[[Category:EclipseLink FAQ|Security]]

Latest revision as of 15:36, 15 January 2013

Is SQL generated by EclipseLink vulnerable to SQL injection attacks?

No, EclipseLink generated SQL is not vulnerable to SQL injection attacks. SQL injection attacks occur when parameters exposed to an end user are designed in such a way to execute potentially harmful SQL.

e.g.

"SELECT * FROM users WHERE name = '" + userName + "';" 

is vulnerable to an injection attack because passing in a user name of "a';DROP TABLE users;SELECT * from users where name = 'a"

Produces SQL like this:

SELECT * FROM users WHERE name = 'a';DROP TABLE users;SELECT * from users where name = 'a';

The SQL that is generated by EclipseLink prevents these types of attacks in two main ways.

  • prepared statements. EclipseLink supports (and defaults to) binding all SQL parameters. As the SQL is computed before the parameter is passed in, parameterized statements are an effective mechanism for preventing SQL injection (in most resources on preventing injection attacks, prepared statements is the number one recommended solution).
  • escaping single quotes. If the application chooses to have prepared statements turned off, EclipseLink parses parameters for ' and escapes them. The escaping of the ' means that the resulting SQL will no longer pose a threat to the database (using the above example, the SQL would look something like this:
SELECT * FROM users WHERE name = `a``;DROP TABLE users;SELECT * from users where name = ``a`;

There does exist within EclipseLink a mechanism to allow application developers to query directly using native SQL instead of having EclipseLink generate SQL. Applications executing raw SQL through EclipseLink must guard against SQL injection as they are bypassing the SQL injection defenses employed by EclipseLink .

It should go without saying that it is never recommended to expose the native SQL to an application user, doing so would be similar to exposing JDBC API to an application user.

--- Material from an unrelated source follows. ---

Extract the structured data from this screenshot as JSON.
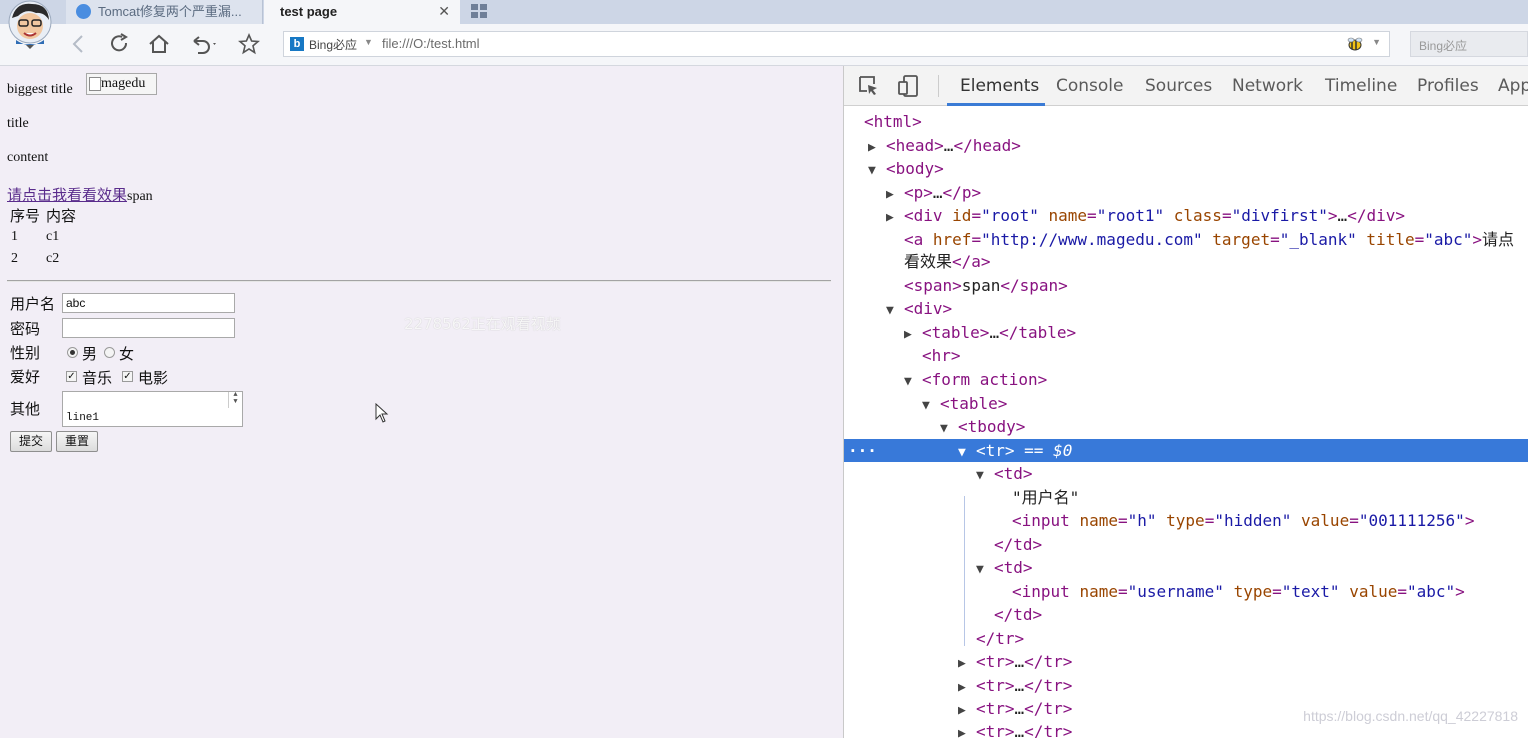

At this point it is no longer an injection attack issue, and more about allowing end users the capability to run any SQL on your Database.

Does EclipseLink store my clear text passwords anywhere?

EclipseLink does not store passwords any persistent store, including files or database. When EclipseLink is handed a clear text password, it is first encrypted before being stored in memory. Before it is passed to the DB, it is decrypted.

Application developers also have the option to encrypt the password before giving it to EclipseLink, in which case EclipseLink will decrypt it before setting it in JDBC.